In the highly unlikely event of a foreign invasion, I concede a personal firearm might be of use to defend oneself and one’s family. Widespread ownership of a firearm by members of the population may slow the advance of an invading force, or even cause such losses as to make the invasion impossible to sustain. But it would still be better to prepare for such a situation by training a force of citizens who pledge to respond to threats to the homeland, rather than by allowing random individuals to own a gun. If the goal is to prevent tyranny, the responsible answer is not to allow individuals to own firearms as they please (thus creating a host of undesirable public health consequences), but to train a proper National Guard.
The Only Defense Against Tyranny is Civil Society, Which Gun Culture Erodes
In the final analysis, the only sustainable defense against the threat of tyranny is civil society. We must develop a culture and a set of social codes which reinforce and promote the democratic rights of individuals, and which can imbue our political representatives with that same respect. Tyranny is not best resisted with guns, but with relationships: the positive relationships between citizens in a society which organizes itself for the benefit of all its members. The best way to avoid tyranny in the United States is not to arm each and every citizen, but to invest heavily in public services, improving our schools and healthcare systems, redistributing wealth to the poor, and ruthlessly eradicating racial and economic inequalities. That way, instead of feeling hopeless, angry, and afraid, and turning to demagogues, people will feel invested in a society which invests in them. The truth is that when it comes to tyranny, by the time guns are required, it is already too late.
Ironically – and it is a deadly irony – the same gun culture which presents guns as a defense against tyranny erodes the bonds of trust which make anti-tyrannical civil society possible. By fomenting fear between people, and purveying the notion that neighbors are not to be trusted, those who wish to sell more guns exploit our anxieties to make money. As they do this, trust in civil and governmental institutions breaks down, and people begin to believe that the system does not serve them.

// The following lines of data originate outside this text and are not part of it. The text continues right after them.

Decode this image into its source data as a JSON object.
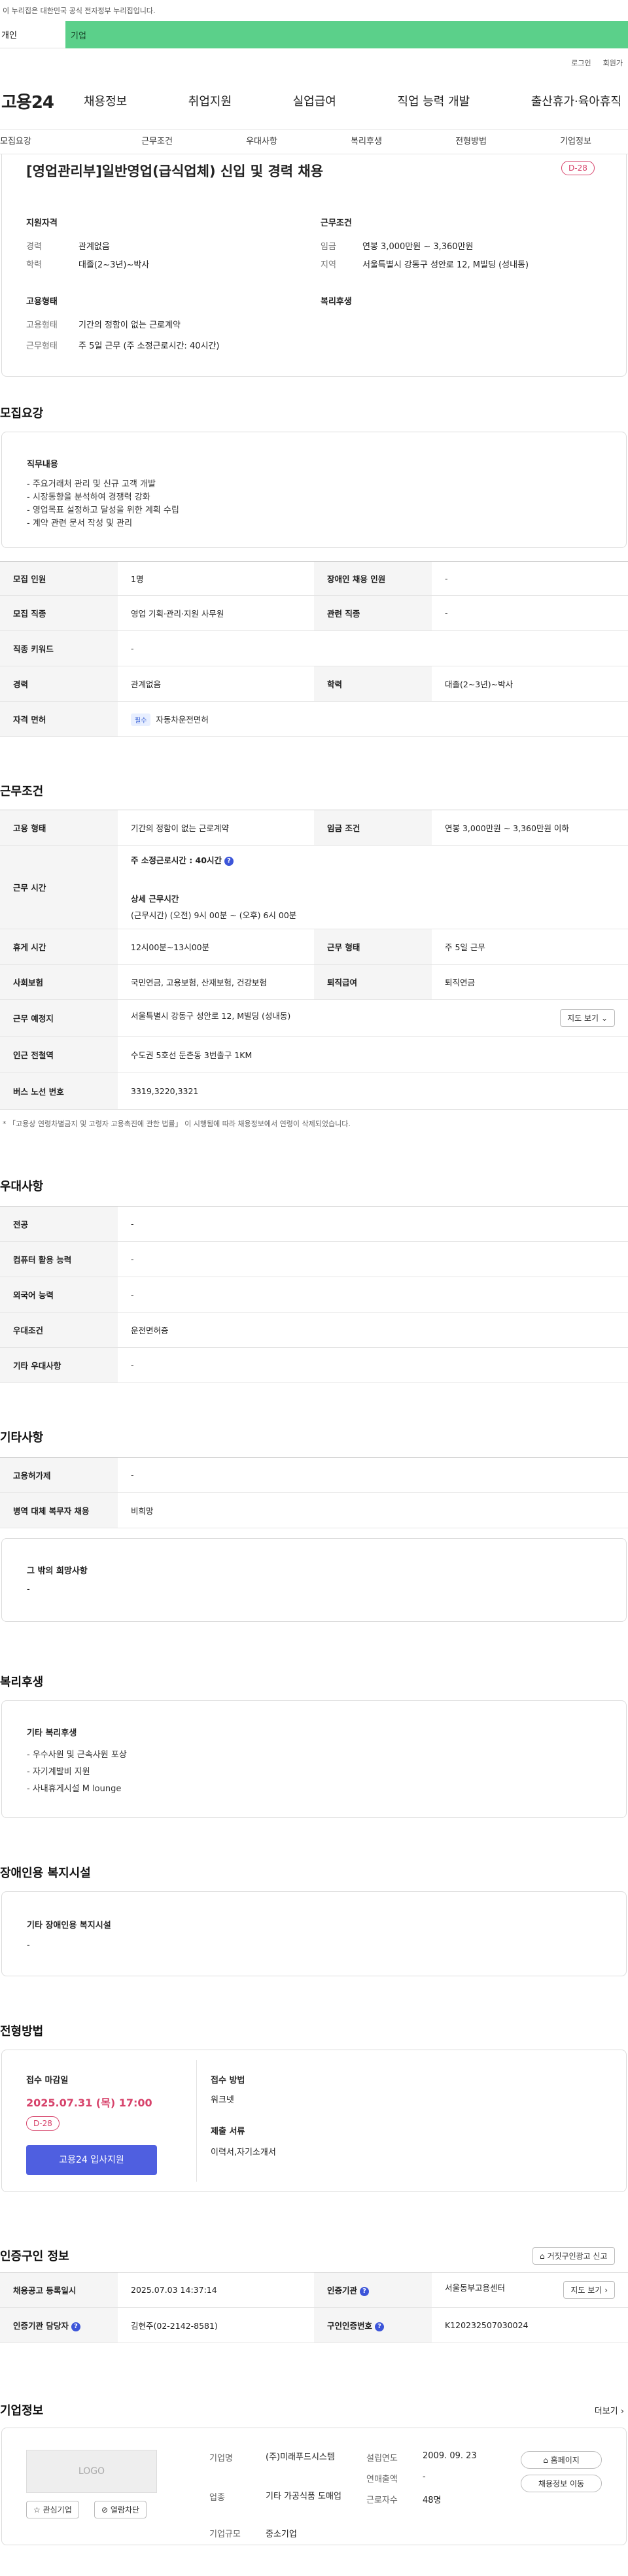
{
  "gov_bar": {
    "text": "이 누리집은 대한민국 공식 전자정부 누리집입니다."
  },
  "tabs": [
    {
      "label": "개인"
    },
    {
      "label": "기업"
    }
  ],
  "top_links": [
    {
      "label": "로그인"
    },
    {
      "label": "회원가"
    }
  ],
  "gnb": {
    "logo": "고용24",
    "items": [
      {
        "label": "채용정보"
      },
      {
        "label": "취업지원"
      },
      {
        "label": "실업급여"
      },
      {
        "label": "직업 능력 개발"
      },
      {
        "label": "출산휴가·육아휴직"
      }
    ]
  },
  "subnav": [
    {
      "label": "모집요강"
    },
    {
      "label": "근무조건"
    },
    {
      "label": "우대사항"
    },
    {
      "label": "복리후생"
    },
    {
      "label": "전형방법"
    },
    {
      "label": "기업정보"
    }
  ],
  "summary": {
    "title": "[영업관리부]일반영업(급식업체) 신입 및 경력 채용",
    "dday": "D-28",
    "qual_heading": "지원자격",
    "career_k": "경력",
    "career_v": "관계없음",
    "edu_k": "학력",
    "edu_v": "대졸(2~3년)~박사",
    "cond_heading": "근무조건",
    "wage_k": "임금",
    "wage_v": "연봉 3,000만원 ~ 3,360만원",
    "region_k": "지역",
    "region_v": "서울특별시 강동구 성안로 12, M빌딩 (성내동)",
    "emp_heading": "고용형태",
    "type_k": "고용형태",
    "type_v": "기간의 정함이 없는 근로계약",
    "form_k": "근무형태",
    "form_v": "주 5일 근무 (주 소정근로시간: 40시간)",
    "welfare_heading": "복리후생"
  },
  "recruit": {
    "title": "모집요강",
    "duty_heading": "직무내용",
    "duties": [
      "- 주요거래처 관리 및 신규 고객 개발",
      "- 시장동향을 분석하여 경쟁력 강화",
      "- 영업목표 설정하고 달성을 위한 계획 수립",
      "- 계약 관련 문서 작성 및 관리"
    ],
    "rows": [
      {
        "k1": "모집 인원",
        "v1": "1명",
        "k2": "장애인 채용 인원",
        "v2": "-"
      },
      {
        "k1": "모집 직종",
        "v1": "영업 기획·관리·지원 사무원",
        "k2": "관련 직종",
        "v2": "-"
      },
      {
        "k1": "직종 키워드",
        "v1": "-"
      },
      {
        "k1": "경력",
        "v1": "관계없음",
        "k2": "학력",
        "v2": "대졸(2~3년)~박사"
      },
      {
        "k1": "자격 면허",
        "badge": "필수",
        "v1": "자동차운전면허"
      }
    ]
  },
  "work": {
    "title": "근무조건",
    "emp_type_k": "고용 형태",
    "emp_type_v": "기간의 정함이 없는 근로계약",
    "wage_k": "임금 조건",
    "wage_v": "연봉 3,000만원 ~ 3,360만원 이하",
    "hours_k": "근무 시간",
    "hours_weekly": "주 소정근로시간 : 40시간",
    "hours_detail_h": "상세 근무시간",
    "hours_detail": "(근무시간) (오전) 9시 00분 ~ (오후) 6시 00분",
    "rest_k": "휴게 시간",
    "rest_v": "12시00분~13시00분",
    "form_k": "근무 형태",
    "form_v": "주 5일 근무",
    "ins_k": "사회보험",
    "ins_v": "국민연금, 고용보험, 산재보험, 건강보험",
    "sev_k": "퇴직급여",
    "sev_v": "퇴직연금",
    "loc_k": "근무 예정지",
    "loc_v": "서울특별시 강동구 성안로 12, M빌딩 (성내동)",
    "map_btn": "지도 보기",
    "subway_k": "인근 전철역",
    "subway_v": "수도권 5호선 둔촌동 3번출구 1KM",
    "bus_k": "버스 노선 번호",
    "bus_v": "3319,3220,3321",
    "note": "* 「고용상 연령차별금지 및 고령자 고용촉진에 관한 법률」 이 시행됨에 따라 채용정보에서 연령이 삭제되었습니다."
  },
  "pref": {
    "title": "우대사항",
    "rows": [
      {
        "k": "전공",
        "v": "-"
      },
      {
        "k": "컴퓨터 활용 능력",
        "v": "-"
      },
      {
        "k": "외국어 능력",
        "v": "-"
      },
      {
        "k": "우대조건",
        "v": "운전면허증"
      },
      {
        "k": "기타 우대사항",
        "v": "-"
      }
    ]
  },
  "etc": {
    "title": "기타사항",
    "rows": [
      {
        "k": "고용허가제",
        "v": "-"
      },
      {
        "k": "병역 대체 복무자 채용",
        "v": "비희망"
      }
    ],
    "other_h": "그 밖의 희망사항",
    "other_v": "-"
  },
  "welfare": {
    "title": "복리후생",
    "box_h": "기타 복리후생",
    "items": [
      "- 우수사원 및 근속사원 포상",
      "- 자기계발비 지원",
      "- 사내휴게시설 M lounge"
    ]
  },
  "disab": {
    "title": "장애인용 복지시설",
    "box_h": "기타 장애인용 복지시설",
    "v": "-"
  },
  "process": {
    "title": "전형방법",
    "deadline_h": "접수 마감일",
    "deadline": "2025.07.31 (목) 17:00",
    "dday": "D-28",
    "apply_btn": "고용24 입사지원",
    "method_h": "접수 방법",
    "method_v": "워크넷",
    "docs_h": "제출 서류",
    "docs_v": "이력서,자기소개서"
  },
  "cert": {
    "title": "인증구인 정보",
    "report_btn": "거짓구인광고 신고",
    "r1k1": "채용공고 등록일시",
    "r1v1": "2025.07.03 14:37:14",
    "r1k2": "인증기관",
    "r1v2": "서울동부고용센터",
    "map_btn": "지도 보기",
    "r2k1": "인증기관 담당자",
    "r2v1": "김현주(02-2142-8581)",
    "r2k2": "구인인증번호",
    "r2v2": "K120232507030024"
  },
  "company": {
    "title": "기업정보",
    "more": "더보기",
    "logo": "LOGO",
    "fav_btn": "관심기업",
    "block_btn": "열람차단",
    "name_k": "기업명",
    "name_v": "(주)미래푸드시스템",
    "ind_k": "업종",
    "ind_v": "기타 가공식품 도매업",
    "size_k": "기업규모",
    "size_v": "중소기업",
    "est_k": "설립연도",
    "est_v": "2009. 09. 23",
    "sales_k": "연매출액",
    "sales_v": "-",
    "emp_k": "근로자수",
    "emp_v": "48명",
    "home_btn": "홈페이지",
    "jobs_btn": "채용정보 이동"
  }
}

In their frustration, they become more likely to turn to demagogues and their tyrannical impulses, instead of turning to their neighbors to organize and create a better way forward. Gun culture thus erodes the very bulwark against tyranny it claims to provide.